The French delegation was led by Frédéric Ménard, director of the OCEANS department at the Institut de Recherche pour le Développement (IRD) which coordinates French oceanic expeditions for sargassum study. Several scientific profiles were represented, from oceanographers to marine biologists as well as phycologists (specialists of algae), physicists modelling oceanic currents, satellite imagery analysts… Furthermore, representatives of natural parks (Galveston State Park, Regional Activity Centre of Guadeloupe SPAW-RAC [1], City of South Padre Island) and the Coordinator of a United Nations program for environment in West Africa came to discuss the different ways developed around the world to deal with sargassum landings. Finally, representatives of US federal agencies such as NASA and NOAA also attended the workshop, as they regularly work alongside researchers on sargassum.

The workshop was introduced by the Counselor for Science and Technology of the Embassy of France, Dr Minh-Hà Pham, as well as by Colonel Fossum, former astronaut, Vice President of Texas A&M and Chief Operating Officer of TAMUG and by the Mayor of Galveston, James D. Yarbrough.

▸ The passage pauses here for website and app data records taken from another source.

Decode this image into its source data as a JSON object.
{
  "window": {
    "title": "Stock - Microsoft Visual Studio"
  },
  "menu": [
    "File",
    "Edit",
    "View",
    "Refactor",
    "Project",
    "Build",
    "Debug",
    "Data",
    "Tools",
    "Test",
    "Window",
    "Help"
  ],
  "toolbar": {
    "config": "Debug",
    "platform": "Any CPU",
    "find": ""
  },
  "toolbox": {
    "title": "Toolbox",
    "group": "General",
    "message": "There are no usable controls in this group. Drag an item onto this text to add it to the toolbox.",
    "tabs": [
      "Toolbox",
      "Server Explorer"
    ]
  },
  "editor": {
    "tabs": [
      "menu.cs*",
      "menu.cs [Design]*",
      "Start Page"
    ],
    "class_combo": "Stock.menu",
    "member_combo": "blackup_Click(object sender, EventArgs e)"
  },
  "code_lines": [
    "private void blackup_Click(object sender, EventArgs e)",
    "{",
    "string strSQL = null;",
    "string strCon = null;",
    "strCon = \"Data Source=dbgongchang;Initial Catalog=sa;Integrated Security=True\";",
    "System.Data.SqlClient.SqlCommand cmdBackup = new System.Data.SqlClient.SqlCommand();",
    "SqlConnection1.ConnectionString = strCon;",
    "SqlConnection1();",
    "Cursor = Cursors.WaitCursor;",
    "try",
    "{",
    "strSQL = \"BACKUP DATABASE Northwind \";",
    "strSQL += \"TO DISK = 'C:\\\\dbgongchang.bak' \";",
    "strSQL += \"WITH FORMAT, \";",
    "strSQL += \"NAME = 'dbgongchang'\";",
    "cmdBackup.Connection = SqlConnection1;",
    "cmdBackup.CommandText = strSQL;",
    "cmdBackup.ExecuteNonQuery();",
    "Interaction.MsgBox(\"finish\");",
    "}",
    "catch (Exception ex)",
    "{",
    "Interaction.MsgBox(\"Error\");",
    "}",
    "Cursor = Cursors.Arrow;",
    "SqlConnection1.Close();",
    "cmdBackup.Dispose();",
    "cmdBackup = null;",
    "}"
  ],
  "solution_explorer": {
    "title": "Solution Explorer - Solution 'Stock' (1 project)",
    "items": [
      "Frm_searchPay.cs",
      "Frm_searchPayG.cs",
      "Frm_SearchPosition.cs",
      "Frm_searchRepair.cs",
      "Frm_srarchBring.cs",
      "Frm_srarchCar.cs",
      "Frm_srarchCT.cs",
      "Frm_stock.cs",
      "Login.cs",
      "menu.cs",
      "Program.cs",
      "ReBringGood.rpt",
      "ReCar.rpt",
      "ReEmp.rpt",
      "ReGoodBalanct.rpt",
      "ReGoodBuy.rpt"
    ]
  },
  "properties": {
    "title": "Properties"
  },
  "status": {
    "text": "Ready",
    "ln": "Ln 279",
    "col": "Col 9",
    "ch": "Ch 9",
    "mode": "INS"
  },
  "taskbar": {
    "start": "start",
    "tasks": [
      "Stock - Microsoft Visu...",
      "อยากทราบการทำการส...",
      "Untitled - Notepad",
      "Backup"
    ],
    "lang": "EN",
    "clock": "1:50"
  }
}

The workshop received significant media coverage (see below) confirming the local community’s interest for the sargassum issue.

Several collaborative projects emerged from this workshop, particularly around the genetics of Sargassum populations between the Institut Européen d’Océanologie (Aix-Marseille Université/IRD) and the Eckerd College in Florida as well as on the modeling of Sargassum rafts from satellite data (Aix-Marseille, Toulouse, University of South Florida, University of Maryland). A joint funding request is planned as part of the Thomas Jefferson Fund’s call. To ensure the continuation of these collaborations, the researchers agreed to meet again by the end of 2018, probably in France this time.

To learn more about the workshop:,,,


[1The Regional Activity Centre for the Protocol Concerning Specially Protected Areas and Wildlife for the Wider Caribbean Region